### [ASSIGNMENT]
Word for word, restate the records that come next, omitting the images.

### [EXTRACTED MATERIAL]
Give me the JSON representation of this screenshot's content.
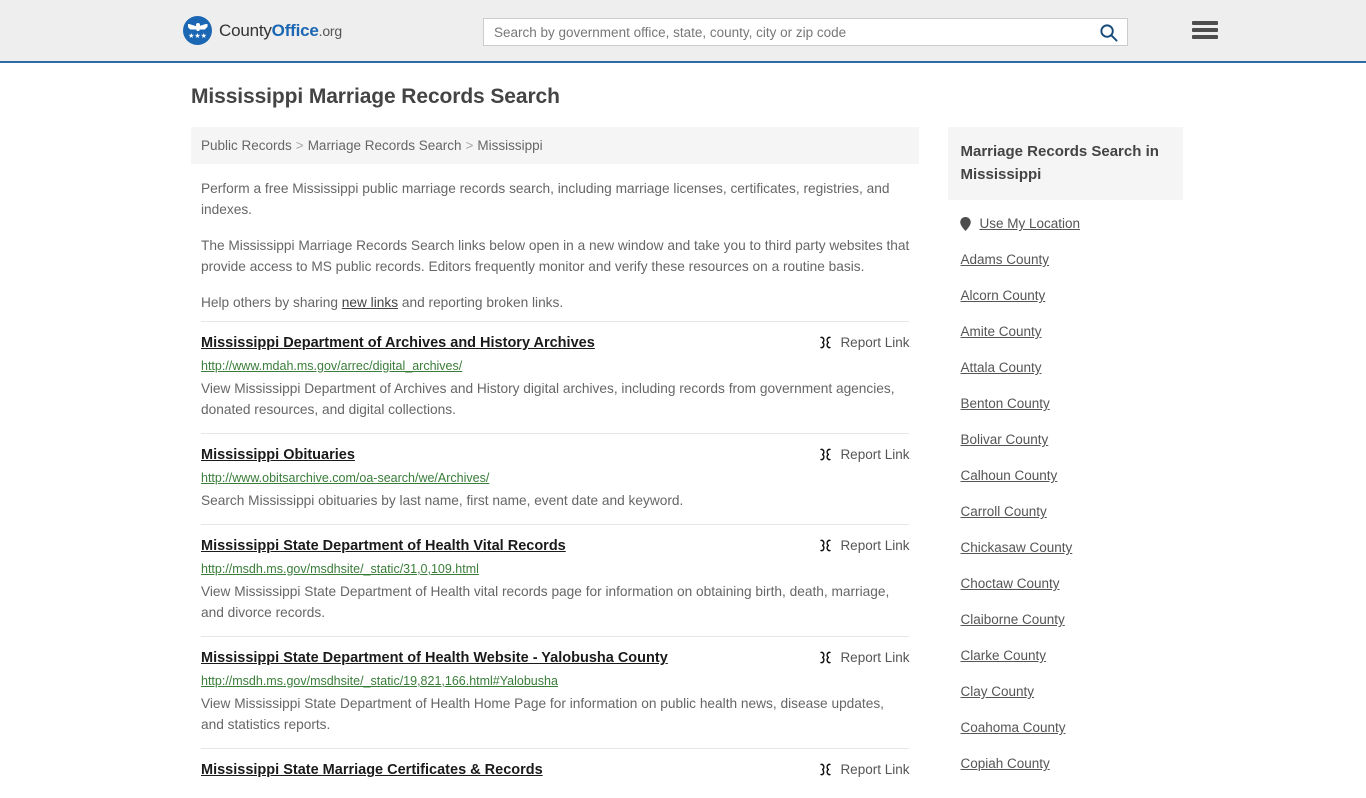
{
  "header": {
    "brand": {
      "county": "County",
      "office": "Office",
      "org": ".org",
      "logo_icon": "countyoffice-eagle-logo",
      "stars": "★★★"
    },
    "search": {
      "placeholder": "Search by government office, state, county, city or zip code",
      "value": "",
      "search_icon": "search-icon"
    },
    "menu_icon": "hamburger-menu-icon"
  },
  "page": {
    "title": "Mississippi Marriage Records Search"
  },
  "breadcrumb": {
    "separator": ">",
    "items": [
      {
        "label": "Public Records"
      },
      {
        "label": "Marriage Records Search"
      },
      {
        "label": "Mississippi"
      }
    ]
  },
  "intro": {
    "p1": "Perform a free Mississippi public marriage records search, including marriage licenses, certificates, registries, and indexes.",
    "p2": "The Mississippi Marriage Records Search links below open in a new window and take you to third party websites that provide access to MS public records. Editors frequently monitor and verify these resources on a routine basis.",
    "p3_before": "Help others by sharing ",
    "p3_link": "new links",
    "p3_after": " and reporting broken links."
  },
  "results": {
    "report_label": "Report Link",
    "report_icon": "broken-link-icon",
    "items": [
      {
        "title": "Mississippi Department of Archives and History Archives",
        "url": "http://www.mdah.ms.gov/arrec/digital_archives/",
        "description": "View Mississippi Department of Archives and History digital archives, including records from government agencies, donated resources, and digital collections."
      },
      {
        "title": "Mississippi Obituaries",
        "url": "http://www.obitsarchive.com/oa-search/we/Archives/",
        "description": "Search Mississippi obituaries by last name, first name, event date and keyword."
      },
      {
        "title": "Mississippi State Department of Health Vital Records",
        "url": "http://msdh.ms.gov/msdhsite/_static/31,0,109.html",
        "description": "View Mississippi State Department of Health vital records page for information on obtaining birth, death, marriage, and divorce records."
      },
      {
        "title": "Mississippi State Department of Health Website - Yalobusha County",
        "url": "http://msdh.ms.gov/msdhsite/_static/19,821,166.html#Yalobusha",
        "description": "View Mississippi State Department of Health Home Page for information on public health news, disease updates, and statistics reports."
      },
      {
        "title": "Mississippi State Marriage Certificates & Records",
        "url": "",
        "description": ""
      }
    ]
  },
  "sidebar": {
    "heading": "Marriage Records Search in Mississippi",
    "location": {
      "label": "Use My Location",
      "icon": "map-pin-icon"
    },
    "counties": [
      {
        "label": "Adams County"
      },
      {
        "label": "Alcorn County"
      },
      {
        "label": "Amite County"
      },
      {
        "label": "Attala County"
      },
      {
        "label": "Benton County"
      },
      {
        "label": "Bolivar County"
      },
      {
        "label": "Calhoun County"
      },
      {
        "label": "Carroll County"
      },
      {
        "label": "Chickasaw County"
      },
      {
        "label": "Choctaw County"
      },
      {
        "label": "Claiborne County"
      },
      {
        "label": "Clarke County"
      },
      {
        "label": "Clay County"
      },
      {
        "label": "Coahoma County"
      },
      {
        "label": "Copiah County"
      }
    ]
  },
  "colors": {
    "brand_blue": "#1b67b3",
    "header_bg": "#eeeeee",
    "header_border": "#2d6ca2",
    "url_green": "#3a7d3a",
    "panel_bg": "#f5f5f5"
  }
}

### [ANSWER SPACE]
Give me the JSON representation of this screenshot's content.
{
  "header": {
    "brand": {
      "county": "County",
      "office": "Office",
      "org": ".org",
      "logo_icon": "countyoffice-eagle-logo",
      "stars": "★★★"
    },
    "search": {
      "placeholder": "Search by government office, state, county, city or zip code",
      "value": "",
      "search_icon": "search-icon"
    },
    "menu_icon": "hamburger-menu-icon"
  },
  "page": {
    "title": "Mississippi Marriage Records Search"
  },
  "breadcrumb": {
    "separator": ">",
    "items": [
      {
        "label": "Public Records"
      },
      {
        "label": "Marriage Records Search"
      },
      {
        "label": "Mississippi"
      }
    ]
  },
  "intro": {
    "p1": "Perform a free Mississippi public marriage records search, including marriage licenses, certificates, registries, and indexes.",
    "p2": "The Mississippi Marriage Records Search links below open in a new window and take you to third party websites that provide access to MS public records. Editors frequently monitor and verify these resources on a routine basis.",
    "p3_before": "Help others by sharing ",
    "p3_link": "new links",
    "p3_after": " and reporting broken links."
  },
  "results": {
    "report_label": "Report Link",
    "report_icon": "broken-link-icon",
    "items": [
      {
        "title": "Mississippi Department of Archives and History Archives",
        "url": "http://www.mdah.ms.gov/arrec/digital_archives/",
        "description": "View Mississippi Department of Archives and History digital archives, including records from government agencies, donated resources, and digital collections."
      },
      {
        "title": "Mississippi Obituaries",
        "url": "http://www.obitsarchive.com/oa-search/we/Archives/",
        "description": "Search Mississippi obituaries by last name, first name, event date and keyword."
      },
      {
        "title": "Mississippi State Department of Health Vital Records",
        "url": "http://msdh.ms.gov/msdhsite/_static/31,0,109.html",
        "description": "View Mississippi State Department of Health vital records page for information on obtaining birth, death, marriage, and divorce records."
      },
      {
        "title": "Mississippi State Department of Health Website - Yalobusha County",
        "url": "http://msdh.ms.gov/msdhsite/_static/19,821,166.html#Yalobusha",
        "description": "View Mississippi State Department of Health Home Page for information on public health news, disease updates, and statistics reports."
      },
      {
        "title": "Mississippi State Marriage Certificates & Records",
        "url": "",
        "description": ""
      }
    ]
  },
  "sidebar": {
    "heading": "Marriage Records Search in Mississippi",
    "location": {
      "label": "Use My Location",
      "icon": "map-pin-icon"
    },
    "counties": [
      {
        "label": "Adams County"
      },
      {
        "label": "Alcorn County"
      },
      {
        "label": "Amite County"
      },
      {
        "label": "Attala County"
      },
      {
        "label": "Benton County"
      },
      {
        "label": "Bolivar County"
      },
      {
        "label": "Calhoun County"
      },
      {
        "label": "Carroll County"
      },
      {
        "label": "Chickasaw County"
      },
      {
        "label": "Choctaw County"
      },
      {
        "label": "Claiborne County"
      },
      {
        "label": "Clarke County"
      },
      {
        "label": "Clay County"
      },
      {
        "label": "Coahoma County"
      },
      {
        "label": "Copiah County"
      }
    ]
  },
  "colors": {
    "brand_blue": "#1b67b3",
    "header_bg": "#eeeeee",
    "header_border": "#2d6ca2",
    "url_green": "#3a7d3a",
    "panel_bg": "#f5f5f5"
  }
}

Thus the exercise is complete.